Frustrations stemming from COVID-19 travel restrictions boiled over during a conference call Thursday when top executives at auto parts manufacturer Martinrea derided the health measures, saying it’s “time to move on” and recognize the “good things happening,” despite employee deaths from the novel coronavirus.
“Everything is getting better, except for the government policy that we’re seeing. It is just absolutely outrageous,” said chief financial officer Fred Di Tosto, on the call.
“We’re seeing tremendous opening in the United States, in a lot of different places…it’s time to move on. There are good things happening, and we’ve got to recognize that.”
When asked by an analyst about the “drag” on business caused by the acquisition of a company called Metalsa in March 2020, chief financial officer Fred Di Tosto said travel restrictions and “chaos at the border” have limited the work that Martinrea could do on the plants abroad, calling the 14-day quarantines and hotel quarantine policies “an incredible pain for our industry.”
At the time of the acquisition, Metalsa had locations in the United States, Mexico, Germany, South Africa and China.
Martinrea’s executive chairman, Rob Wildeboer, said earlier in the call that there has been no in-plant transmission of COVID-19 within the company, although some employees in Mexico died from community transmission of the novel coronavirus, and that other employees had lost loved ones.
“Not only must our people be safe, but they must feel safe. They must know that we have their interest at heart,” said Wildeboer on the conference call, adding that the company made 70,000 ventilator stands during the pandemic.
“Many of our people have stated they feel safer at work than any place other than home.”
Clarification of statements
Deanna Lorincz, global director of communications and marketing at Martinrea, said Friday that Di Tosto meant “it is time to move on, lessen the restrictions on the border and continue to open up the economy.”
Lorincz also clarified comments from chief executive Pat D’Eramo, who said on the call it has been a “headache” getting employees back and forth to Germany, saying that the hotel quarantines cause workers “stress” and “anxiety.” Lorincz said D’Eramo was referencing the need to “travel internationally to get the new plant in Germany online to the way we run things.”
“It’s been a challenge with the pandemic but we are hopeful we will start seeing progress,” said Lorincz in a statement. “We have the right people lined up and some are there now. It is just getting them back and forth has been a challenge with the restrictions and not knowing if employees will have to quarantine in a hotel away from their families.”
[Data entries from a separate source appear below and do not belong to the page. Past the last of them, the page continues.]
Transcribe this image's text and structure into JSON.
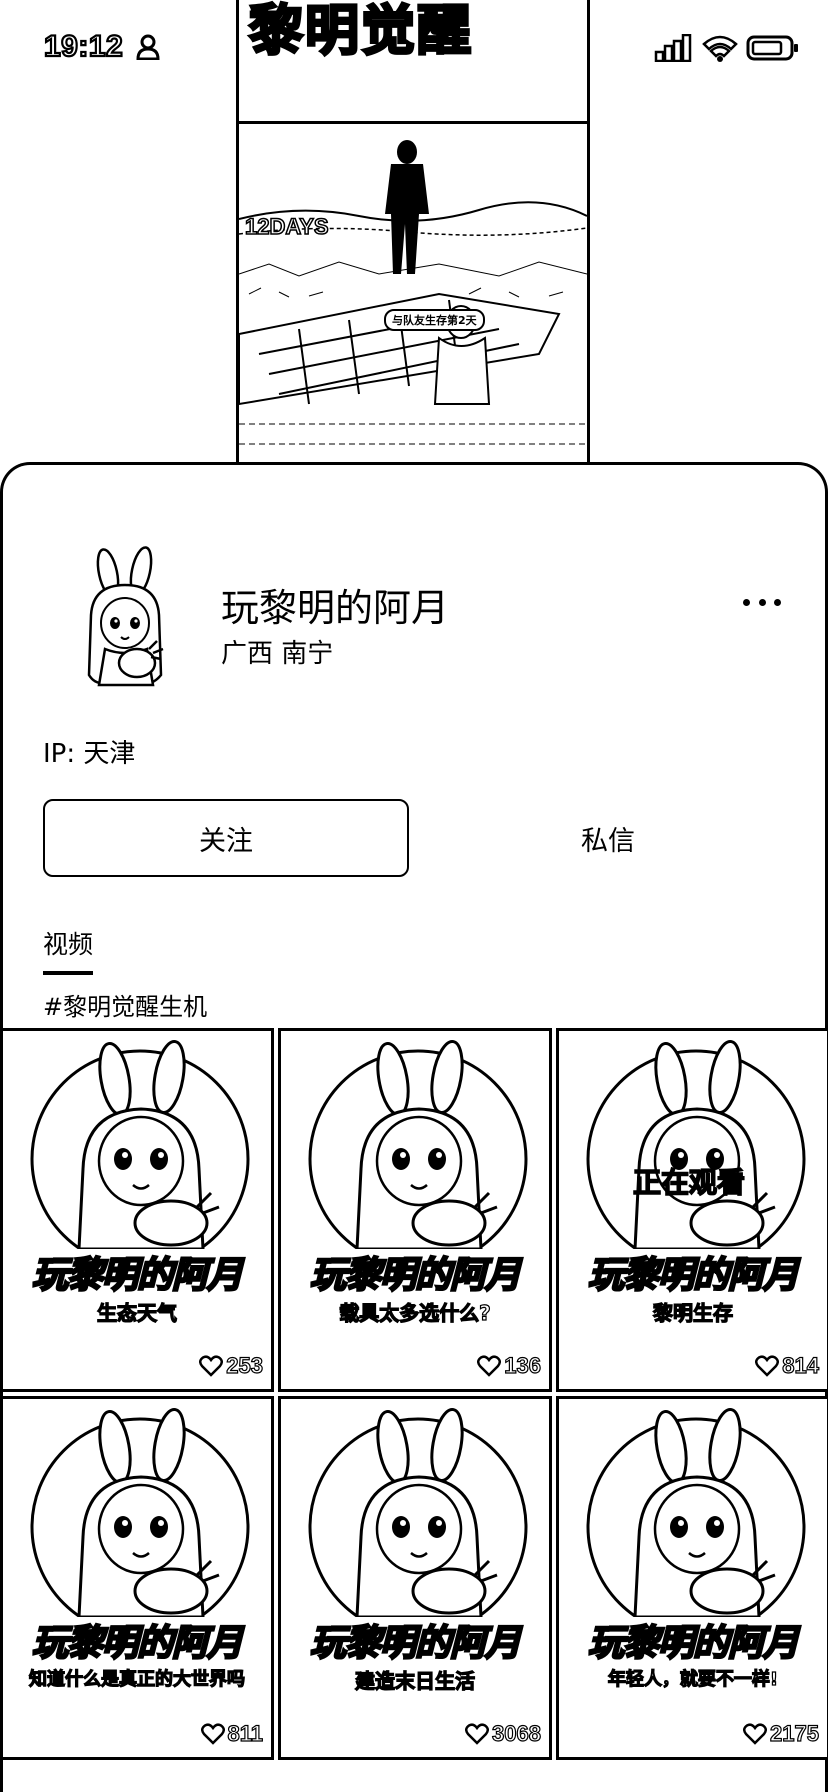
{
  "status_bar": {
    "time": "19:12",
    "icons": [
      "person-icon",
      "signal-icon",
      "wifi-icon",
      "battery-icon"
    ]
  },
  "background_video": {
    "title": "黎明觉醒",
    "badge": "12DAYS",
    "caption": "与队友生存第2天"
  },
  "profile": {
    "name": "玩黎明的阿月",
    "location": "广西 南宁",
    "ip": "IP: 天津",
    "follow_label": "关注",
    "message_label": "私信",
    "more_icon": "more-horizontal-icon"
  },
  "tabs": {
    "videos": "视频"
  },
  "hashtag": "#黎明觉醒生机",
  "videos": [
    {
      "title": "玩黎明的阿月",
      "subtitle": "生态天气",
      "likes": "253",
      "watching": ""
    },
    {
      "title": "玩黎明的阿月",
      "subtitle": "载具太多选什么?",
      "likes": "136",
      "watching": ""
    },
    {
      "title": "玩黎明的阿月",
      "subtitle": "黎明生存",
      "likes": "814",
      "watching": "正在观看"
    },
    {
      "title": "玩黎明的阿月",
      "subtitle": "知道什么是真正的大世界吗",
      "likes": "811",
      "watching": ""
    },
    {
      "title": "玩黎明的阿月",
      "subtitle": "建造末日生活",
      "likes": "3068",
      "watching": ""
    },
    {
      "title": "玩黎明的阿月",
      "subtitle": "年轻人，就要不一样!",
      "likes": "2175",
      "watching": ""
    }
  ],
  "colors": {
    "foreground": "#000000",
    "background": "#ffffff"
  }
}
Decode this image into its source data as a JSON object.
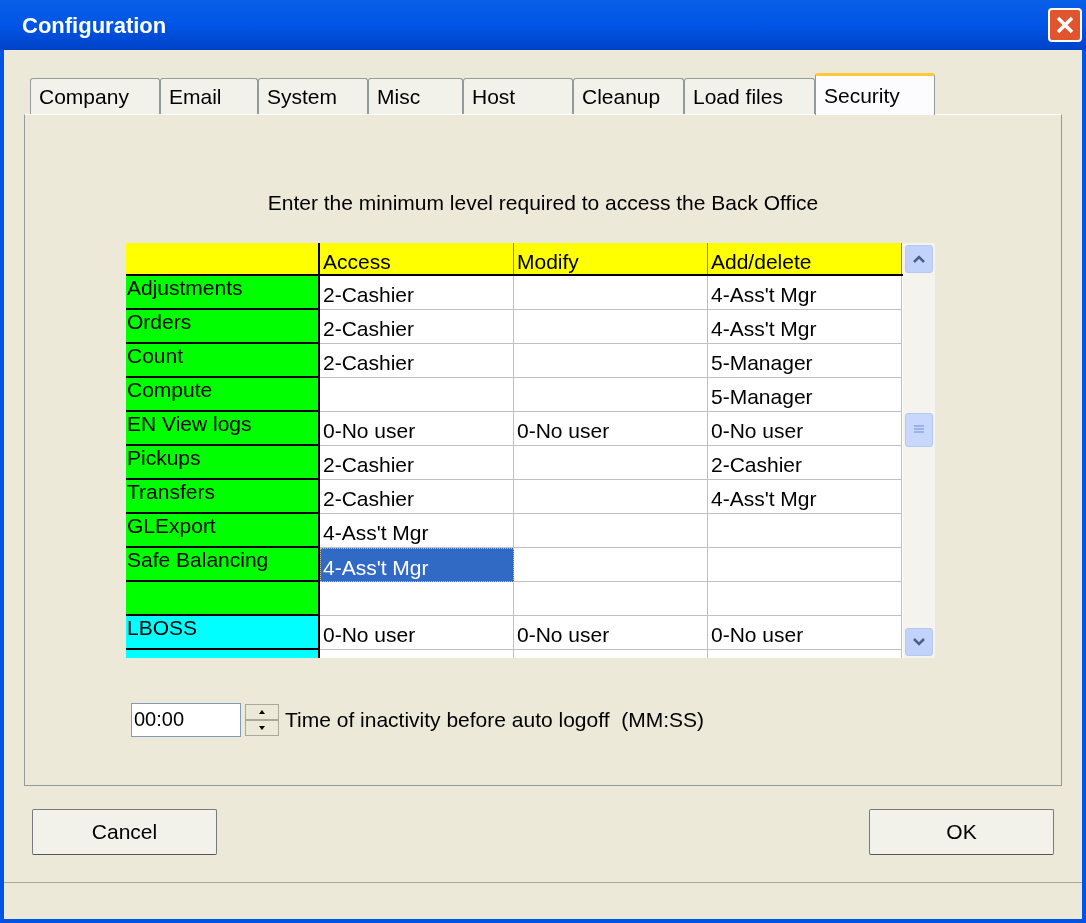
{
  "window": {
    "title": "Configuration"
  },
  "tabs": [
    {
      "label": "Company",
      "selected": false
    },
    {
      "label": "Email",
      "selected": false
    },
    {
      "label": "System",
      "selected": false
    },
    {
      "label": "Misc",
      "selected": false
    },
    {
      "label": "Host",
      "selected": false
    },
    {
      "label": "Cleanup",
      "selected": false
    },
    {
      "label": "Load files",
      "selected": false
    },
    {
      "label": "Security",
      "selected": true
    }
  ],
  "instruction": "Enter the minimum level required to access the Back Office",
  "table": {
    "columns": [
      "Access",
      "Modify",
      "Add/delete"
    ],
    "rows": [
      {
        "label": "Adjustments",
        "color": "#00ff00",
        "cells": [
          {
            "text": "2-Cashier",
            "selected": false
          },
          {
            "selected": false
          },
          {
            "text": "4-Ass't Mgr",
            "selected": false
          }
        ]
      },
      {
        "label": "Orders",
        "color": "#00ff00",
        "cells": [
          {
            "text": "2-Cashier",
            "selected": false
          },
          {
            "selected": false
          },
          {
            "text": "4-Ass't Mgr",
            "selected": false
          }
        ]
      },
      {
        "label": "Count",
        "color": "#00ff00",
        "cells": [
          {
            "text": "2-Cashier",
            "selected": false
          },
          {
            "selected": false
          },
          {
            "text": "5-Manager",
            "selected": false
          }
        ]
      },
      {
        "label": "Compute",
        "color": "#00ff00",
        "cells": [
          {
            "selected": false
          },
          {
            "selected": false
          },
          {
            "text": "5-Manager",
            "selected": false
          }
        ]
      },
      {
        "label": "EN View logs",
        "color": "#00ff00",
        "cells": [
          {
            "text": "0-No user",
            "selected": false
          },
          {
            "text": "0-No user",
            "selected": false
          },
          {
            "text": "0-No user",
            "selected": false
          }
        ]
      },
      {
        "label": "Pickups",
        "color": "#00ff00",
        "cells": [
          {
            "text": "2-Cashier",
            "selected": false
          },
          {
            "selected": false
          },
          {
            "text": "2-Cashier",
            "selected": false
          }
        ]
      },
      {
        "label": "Transfers",
        "color": "#00ff00",
        "cells": [
          {
            "text": "2-Cashier",
            "selected": false
          },
          {
            "selected": false
          },
          {
            "text": "4-Ass't Mgr",
            "selected": false
          }
        ]
      },
      {
        "label": "GLExport",
        "color": "#00ff00",
        "cells": [
          {
            "text": "4-Ass't Mgr",
            "selected": false
          },
          {
            "selected": false
          },
          {
            "selected": false
          }
        ]
      },
      {
        "label": "Safe Balancing",
        "color": "#00ff00",
        "cells": [
          {
            "text": "4-Ass't Mgr",
            "selected": true
          },
          {
            "selected": false
          },
          {
            "selected": false
          }
        ]
      },
      {
        "color": "#00ff00",
        "cells": [
          {
            "selected": false
          },
          {
            "selected": false
          },
          {
            "selected": false
          }
        ]
      },
      {
        "label": "LBOSS",
        "color": "#00ffff",
        "cells": [
          {
            "text": "0-No user",
            "selected": false
          },
          {
            "text": "0-No user",
            "selected": false
          },
          {
            "text": "0-No user",
            "selected": false
          }
        ]
      },
      {
        "color": "#00ffff",
        "cells": [
          {
            "selected": false
          },
          {
            "selected": false
          },
          {
            "selected": false
          }
        ]
      }
    ]
  },
  "timeout": {
    "value": "00:00",
    "label": "Time of inactivity before auto logoff  (MM:SS)"
  },
  "buttons": [
    "Cancel",
    "OK"
  ]
}
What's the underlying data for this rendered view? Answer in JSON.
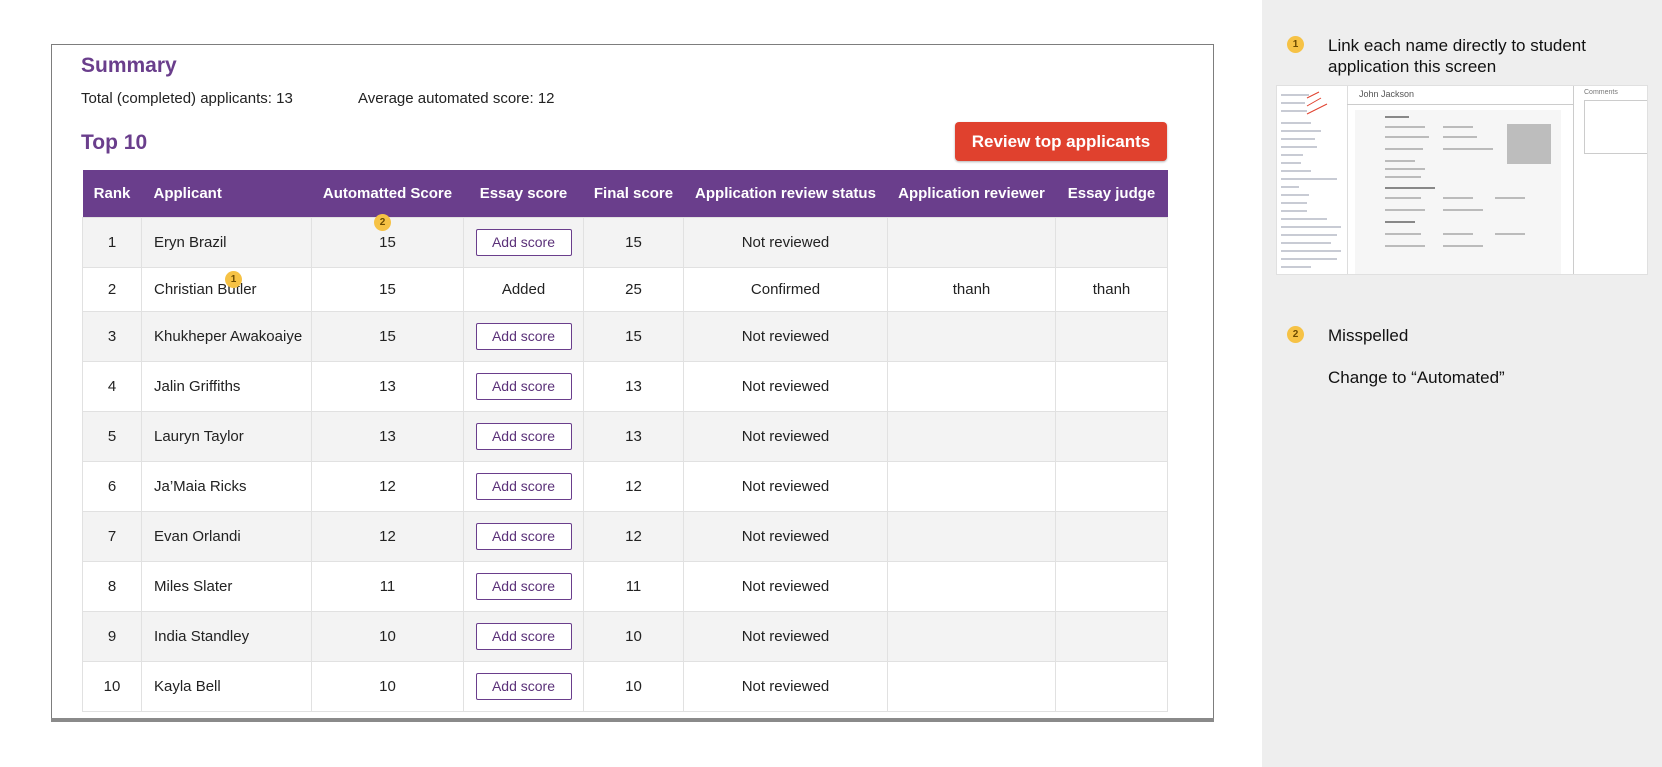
{
  "summary": {
    "title": "Summary",
    "total_applicants": "Total (completed) applicants: 13",
    "average_score": "Average automated score: 12"
  },
  "top": {
    "title": "Top 10",
    "review_button": "Review top applicants"
  },
  "table": {
    "headers": [
      "Rank",
      "Applicant",
      "Automatted Score",
      "Essay score",
      "Final score",
      "Application review status",
      "Application reviewer",
      "Essay judge"
    ],
    "rows": [
      {
        "rank": "1",
        "applicant": "Eryn Brazil",
        "auto": "15",
        "essay": "Add score",
        "final": "15",
        "status": "Not reviewed",
        "reviewer": "",
        "judge": ""
      },
      {
        "rank": "2",
        "applicant": "Christian Butler",
        "auto": "15",
        "essay": "Added",
        "final": "25",
        "status": "Confirmed",
        "reviewer": "thanh",
        "judge": "thanh"
      },
      {
        "rank": "3",
        "applicant": "Khukheper Awakoaiye",
        "auto": "15",
        "essay": "Add score",
        "final": "15",
        "status": "Not reviewed",
        "reviewer": "",
        "judge": ""
      },
      {
        "rank": "4",
        "applicant": "Jalin Griffiths",
        "auto": "13",
        "essay": "Add score",
        "final": "13",
        "status": "Not reviewed",
        "reviewer": "",
        "judge": ""
      },
      {
        "rank": "5",
        "applicant": "Lauryn Taylor",
        "auto": "13",
        "essay": "Add score",
        "final": "13",
        "status": "Not reviewed",
        "reviewer": "",
        "judge": ""
      },
      {
        "rank": "6",
        "applicant": "Ja’Maia Ricks",
        "auto": "12",
        "essay": "Add score",
        "final": "12",
        "status": "Not reviewed",
        "reviewer": "",
        "judge": ""
      },
      {
        "rank": "7",
        "applicant": "Evan Orlandi",
        "auto": "12",
        "essay": "Add score",
        "final": "12",
        "status": "Not reviewed",
        "reviewer": "",
        "judge": ""
      },
      {
        "rank": "8",
        "applicant": "Miles Slater",
        "auto": "11",
        "essay": "Add score",
        "final": "11",
        "status": "Not reviewed",
        "reviewer": "",
        "judge": ""
      },
      {
        "rank": "9",
        "applicant": "India Standley",
        "auto": "10",
        "essay": "Add score",
        "final": "10",
        "status": "Not reviewed",
        "reviewer": "",
        "judge": ""
      },
      {
        "rank": "10",
        "applicant": "Kayla Bell",
        "auto": "10",
        "essay": "Add score",
        "final": "10",
        "status": "Not reviewed",
        "reviewer": "",
        "judge": ""
      }
    ]
  },
  "annotations": {
    "marker_1": "1",
    "marker_2": "2",
    "note_1_line1": "Link each name directly to student",
    "note_1_line2": "application this screen",
    "note_2_title": "Misspelled",
    "note_2_body": "Change to “Automated”",
    "thumbnail": {
      "header_name": "John Jackson",
      "comments_label": "Comments"
    }
  },
  "colors": {
    "accent_purple": "#6a3e8c",
    "review_button": "#e0412e",
    "marker_yellow": "#f6c245",
    "side_panel": "#eeeeee"
  }
}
Martinrea’s home base of Ontario has been slowly loosening COVID-19 restrictions over the past month, with 1,250 new COVID-19 cases reported on Friday, down from more than 3,000 per day reported in mid January.
In late January the federal government announced it would suspend all flights to and from Mexico until April 30, and would require a three-night hotel quarantine for travellers arriving in Canada, “to prevent further introduction and transmission of COVID-19 and new variants of the virus into Canada.”
“With the challenges we currently face with COVID-19, both here at home and abroad, we all agree that now is just not the time to be flying,” Prime Minister Justin Trudeau said in January when announcing the new restrictions.
After the government announced the new travel restrictions, the National Airlines Council of Canada noted that international arrivals were already down between 90 per cent and 95 per cent in January, compared with the previous year.
“Countries that successfully implement a science-based and data-based testing and quarantine policy will not only protect public health but also drive their overall domestic recovery, and take market share, investment and jobs from those countries that do not,” the NACC said in a February statement.
The comments from Martinrea executives come after Linda Hasenfratz, chief executive of rival parts maker Linamar, resigned as a member of Ontario’s COVID-19 Vaccination Distribution Task Force in late January, after it was brought to Premier Doug Ford’s attention that she travelled outside the country in December.